RE: data quality

Hi Paola!

The list of validators [1] that you mention is very heterogeneous, reaching
from basic RDF syntax checkers, over special-purpose validators that look
for certain flaws (such as Eyeball), up to a full-fledged OWL DL
syntax-and-semantics validator (btw, the Pellet-based validator happens to
be largely outdated). Each of these validators can be said to represent a
certain notion of "data quality", but all these notions are pretty different
from each other. 

So, does this help to answer the question what "good data quality" is? Or
why data is sometimes "not fit for purpose"? No single one of those
validators can claim to represent /the/ answer. An RDF parser may tell you
that your data is fine, but Eyeball doesn't agree. Your data may even be OWL
DL compliant, but some URIs are not dereferencible, or there is trouble with
FOAF pragmatics being used, or the used prefixes look weird to some other
validator, etc...
Someone may define "good data quality" to be data that passes *all* these
validators (and possibly additional ones not listed). But this would be an
even much higher bar for web data to reach compared to what I exemplarily
discussed in another post, namely to use full OWL DL compliance as a
criterion for the quality of data, because OWL DL compliance would then be
only part of this definition (represented by the Pellet validator). And I
already claimed that hoping "only" for full OWL DL compliance of "real web"
data (e.g. the LOD stuff) is pretty unrealistic for the majority of existing
(and upcoming) web data.

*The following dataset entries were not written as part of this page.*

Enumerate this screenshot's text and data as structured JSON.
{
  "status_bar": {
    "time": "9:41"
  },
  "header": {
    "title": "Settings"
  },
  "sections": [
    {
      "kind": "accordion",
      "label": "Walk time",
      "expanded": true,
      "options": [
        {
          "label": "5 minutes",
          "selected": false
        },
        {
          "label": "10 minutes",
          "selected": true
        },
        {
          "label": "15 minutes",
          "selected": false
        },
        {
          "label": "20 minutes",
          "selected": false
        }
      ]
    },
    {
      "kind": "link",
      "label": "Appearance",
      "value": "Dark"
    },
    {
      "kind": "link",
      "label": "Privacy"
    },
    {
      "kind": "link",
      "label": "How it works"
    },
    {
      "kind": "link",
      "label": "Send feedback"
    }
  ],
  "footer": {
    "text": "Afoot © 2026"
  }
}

So, what is "good quality data" at the end? Why isn't data sometimes not fit
for purpose? From this discussion, I can't really tell! As I stated in my
first mail: The "data quality" question is a tricky one. :)

Another point: I just asked you the question what you mean by "valid RDF",
since I am using this term for syntactically correct RDF (according to the
RDF spec). Now, if you really meant this, than this would rather be the
/weakest/ possible criterion for data quality, since if a document that
claims to be an RDF document turns out to not be parseable at all, then it's
actually not RDF, and I would say that it doesn't really count as data (it's
just an undefined soup of characters). So I would not really want to
understand "valid RDF" as a criterion for "good quality data", similarly as
I would not understand knowing the alphabet as a criterion for good writing.

In fact, it looks to me that the pedantic web people do not discuss the
topic of invalid RDF documents at all. All the items in the FAQ at the
pedantic-web page [2] already assume syntactically correctness of the
investigated RDF data. The data problems discussed there are on a higher
level, typically of a kind that is covered by one of the validators that
look for specific flaws, such as literals of a datatype that does not match
the range of the used property, etc. 

Sure, there will certainly be quite a bunch of broken RDF documents on the
web. But it should be obvious to their authors that they need to be fixed,
since otherwise they are simply invisible to tools that want to exploit
existing data on the web. And fixing (only syntactically) broken RDF isn't
that difficult, anyway, provided that one uses an appropriate RDF authoring
tool. Hence, I see no necessity for the pedantic-web folks to put this issue
on their list.


[1] <>
[2] <>

From: [] On
Behalf Of Paola Di Maio
Sent: Monday, April 19, 2010 8:43 PM
To: Michael Schneider
Cc:; Polleres, Axel
Subject: Re: data quality

Hi Michael

May I ask what you mean by "valid RDF" here?

any RDF which does not validate 

You refer to "many validators"? Which? There are, indeed, many, for
different languages. Do you only mean the RDF validators?

sorry, maybe that was incorrect,  I took the word validators from third tab
on this

Maybe you can provide a serious example for what you mean by /invalid/ RDF?
By "serious" I mean something that could really be found in some document on
the web, where people believed that it would be valid, but it isn't (no

I personally have limited experience with RDF
but  I remember once one of the RDF elements (fields? properties?) was
supposed to be a URI
but the RDF generator we used did not specify it had to be uri, so we
entered a word (literal?) 
and validation failed, when a valide URI was entered, the RDF validated
I am sure the pedantic people will have compiled a catalogue of reasons why
validation fails?

hope I address your questions


Dipl.-Inform. Michael Schneider
Research Scientist, Information Process Engineering (IPE)
Tel  : +49-721-9654-726
Fax  : +49-721-9654-727
WWW  :
FZI Forschungszentrum Informatik an der Universität Karlsruhe
Haid-und-Neu-Str. 10-14, D-76131 Karlsruhe
Tel.: +49-721-9654-0, Fax: +49-721-9654-959
Stiftung des bürgerlichen Rechts, Az 14-0563.1, RP Karlsruhe
Vorstand: Prof. Dr.-Ing. Rüdiger Dillmann, Dipl. Wi.-Ing. Michael Flor,
Prof. Dr. Dr. h.c. Wolffried Stucky, Prof. Dr. Rudi Studer
Vorsitzender des Kuratoriums: Ministerialdirigent Günther Leßnerkraus

Received on Tuesday, 20 April 2010 22:19:35 UTC